As the Holy Family leaves the lush security of their homeland for the dry, harsh unknown of Egypt, Joseph leads and protects the Holy Family. Staff in hand, guiding the donkey, he looks back at his bride and the miracle of the God-Man nestled in her arms. His face is in turns filled with love, concern, determination, and sorrow (the Flight into Egypt is one of the Seven Sorrows of Mary). He wears the brown of humility and poverty (and the color of carpentry) and green for his fidelity to God.
Mary nurtures and serves our Lord with great simplicity and devotion. Depending on how you look at her, her face is sorrowing, or unconcerned, or a half smile tugs at one side of her mouth, Her only concentration is on Jesus, trusting fully in Joseph to guide them to safety. She lifts the handkerchief, ready to wipe any snot off the face of Jesus. She wears red symbolizing Jesus’ future death on the Cross, and her participation in His sufferings as His Mother and the New Eve, and blue for Heaven, grace, and her royalty as Queen of Heaven. It also symbolizes her humanity being covered in the Divinity of God as He condescended to her womb.
Jesus leans in on Mary’s chest, absolutely unconcerned about anything. Though He is God, from the moment of His conception, He is fully Man as well. In both He completely trusts His earthly parents to take care of Him and His Heavenly Father to ensure their safety.
Nature itself converges on the Living God. The clouds arching down on Mary and Jesus, the grass on the left leaning far over, while the grass on the right is almost pulled back in response to their Creator.
Painted as a commission by a couple as model of marriage, Joseph leads and protects the Holy Family, while Mary nurtures and protects the Child Jesus. In the union of both, the Child is secure and is protected from the dangers of this world. In the Flight into Egypt we can learn so much of the will of God for family life.
Have a commission idea? Feel free to email me at firstname.lastname@example.org
Smaller prints will be cropped – please see the mock-up of the small photo frame next to the flowers for an example of the cropping of either side of the painting. 16×20 and 24×36 will have no cropping.
Canvas prints can either be shipped rolled, or pre-stretched on a 1.5” deep gallery wrap.
Rolled canvas is ideal if you plan to add a conventional frame.

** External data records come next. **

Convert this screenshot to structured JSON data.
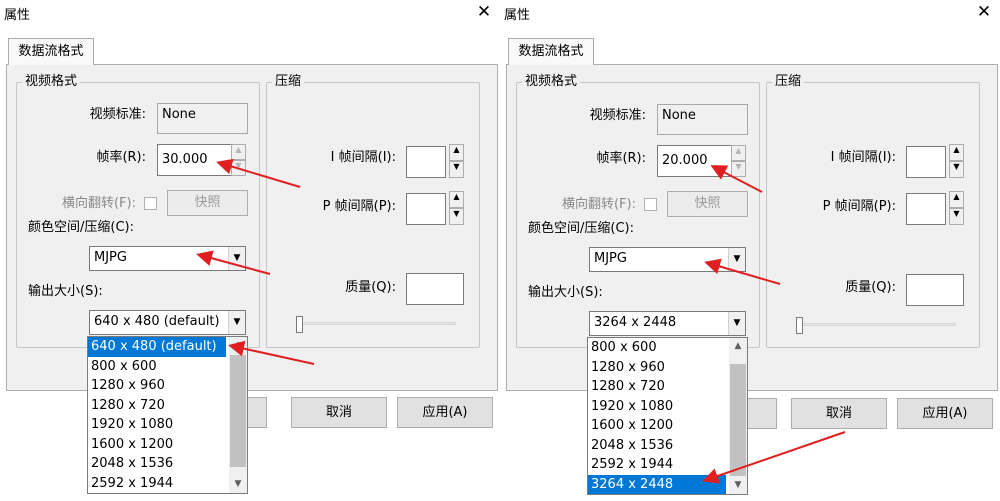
{
  "colors": {
    "highlight": "#0078d7",
    "annotation_arrow": "#e02020"
  },
  "left": {
    "title": "属性",
    "tab": "数据流格式",
    "video_group": "视频格式",
    "compress_group": "压缩",
    "video_standard_label": "视频标准:",
    "video_standard_value": "None",
    "frame_rate_label": "帧率(R):",
    "frame_rate_value": "30.000",
    "flip_label": "横向翻转(F):",
    "snapshot_button": "快照",
    "color_space_label": "颜色空间/压缩(C):",
    "color_space_value": "MJPG",
    "output_size_label": "输出大小(S):",
    "output_size_value": "640 x 480  (default)",
    "i_frame_label": "I 帧间隔(I):",
    "p_frame_label": "P 帧间隔(P):",
    "quality_label": "质量(Q):",
    "cancel_button": "取消",
    "apply_button": "应用(A)",
    "dropdown_items": [
      "640 x 480  (default)",
      "800 x 600",
      "1280 x 960",
      "1280 x 720",
      "1920 x 1080",
      "1600 x 1200",
      "2048 x 1536",
      "2592 x 1944"
    ],
    "selected_index": 0
  },
  "right": {
    "title": "属性",
    "tab": "数据流格式",
    "video_group": "视频格式",
    "compress_group": "压缩",
    "video_standard_label": "视频标准:",
    "video_standard_value": "None",
    "frame_rate_label": "帧率(R):",
    "frame_rate_value": "20.000",
    "flip_label": "横向翻转(F):",
    "snapshot_button": "快照",
    "color_space_label": "颜色空间/压缩(C):",
    "color_space_value": "MJPG",
    "output_size_label": "输出大小(S):",
    "output_size_value": "3264 x 2448",
    "i_frame_label": "I 帧间隔(I):",
    "p_frame_label": "P 帧间隔(P):",
    "quality_label": "质量(Q):",
    "cancel_button": "取消",
    "apply_button": "应用(A)",
    "dropdown_items": [
      "800 x 600",
      "1280 x 960",
      "1280 x 720",
      "1920 x 1080",
      "1600 x 1200",
      "2048 x 1536",
      "2592 x 1944",
      "3264 x 2448"
    ],
    "selected_index": 7
  }
}
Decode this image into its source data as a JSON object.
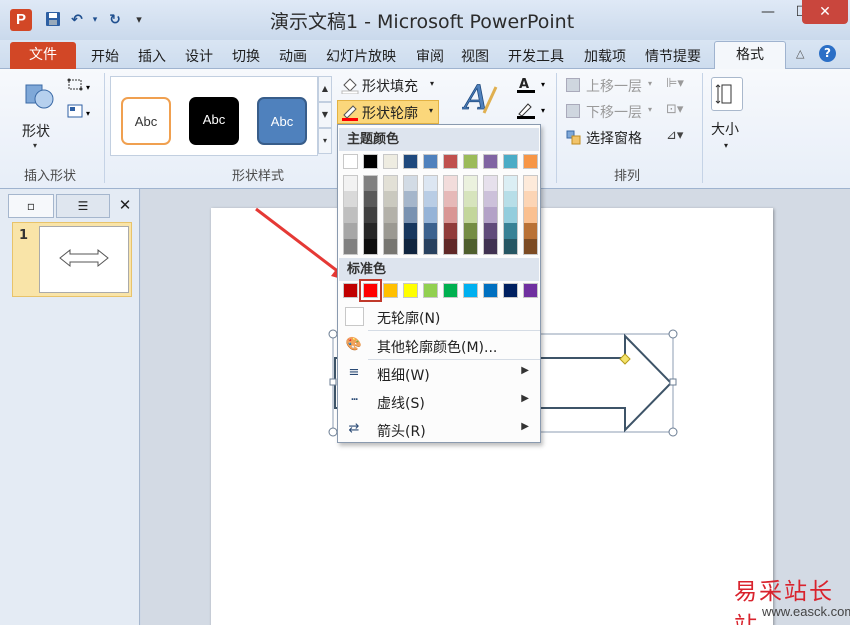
{
  "window": {
    "app_logo": "P",
    "title": "演示文稿1 - Microsoft PowerPoint",
    "controls": {
      "minimize": "—",
      "maximize": "☐",
      "close": "✕"
    }
  },
  "quick_access": {
    "save": "💾",
    "undo": "↶",
    "undo_dropdown": "▾",
    "redo": "↻",
    "customize": "₹"
  },
  "tabs": {
    "file": "文件",
    "items": [
      "开始",
      "插入",
      "设计",
      "切换",
      "动画",
      "幻灯片放映",
      "审阅",
      "视图",
      "开发工具",
      "加载项",
      "情节提要"
    ],
    "format": "格式",
    "collapse_icon": "ⓐ",
    "help_icon": "?"
  },
  "ribbon": {
    "insert_shape": {
      "shape_button": "形状",
      "group_label": "插入形状"
    },
    "shape_styles": {
      "gallery": [
        "Abc",
        "Abc",
        "Abc"
      ],
      "shape_fill": "形状填充",
      "shape_outline": "形状轮廓",
      "group_label": "形状样式"
    },
    "arrange": {
      "bring_forward": "上移一层",
      "send_backward": "下移一层",
      "selection_pane": "选择窗格",
      "group_label": "排列"
    },
    "size": {
      "label": "大小"
    }
  },
  "left_panel": {
    "slide_number": "1",
    "close": "✕"
  },
  "outline_menu": {
    "theme_colors_header": "主题颜色",
    "theme_colors": [
      "#ffffff",
      "#000000",
      "#eeece1",
      "#1f497d",
      "#4f81bd",
      "#c0504d",
      "#9bbb59",
      "#8064a2",
      "#4bacc6",
      "#f79646"
    ],
    "standard_colors_header": "标准色",
    "standard_colors": [
      "#c00000",
      "#ff0000",
      "#ffc000",
      "#ffff00",
      "#92d050",
      "#00b050",
      "#00b0f0",
      "#0070c0",
      "#002060",
      "#7030a0"
    ],
    "selected_standard_color": "#ff0000",
    "no_outline": "无轮廓(N)",
    "more_colors": "其他轮廓颜色(M)...",
    "weight": "粗细(W)",
    "dashes": "虚线(S)",
    "arrows": "箭头(R)"
  },
  "watermark": {
    "text": "易采站长站",
    "url": "www.easck.com"
  }
}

When you go to your custom framing store (Hobby Lobby, Michael’s, a local store), the stretching and framing will be combined into one purchase and will save you money at the end. Please note with the rolled version, there is no added border – it is simply white. Hence it is ideal for a conventional frame as that will be hidden anyway.
If you plan to display it without a frame, buying the pre-stretched canvas is ideal as has mirrored wrapped edges so the image will continue around the sides without cropping, and will save you a trip to the framing store.
If you plan to add a canvas floater frame, I would still suggest getting the pre-stretched canvas as it will have that mirrored edge. On a floater frame you can see some of the edge of a canvas, and you wouldn’t want that edge to be bright white.
For any questions, feel free to email me at email@example.com!
Purchase does not include frame.
Staging photos are not necessarily accurate representations of the size of the image, but simply give an idea of the image in a room. Please measure your actual wall before deciding.
Images subject to copyright, copyright Monica Skrzypczak. Do not reproduce without explicit written permission. To use the image in print at your parish, or any other use, feel free to email me with the project and number of copies estimated for a quote on a temporary license.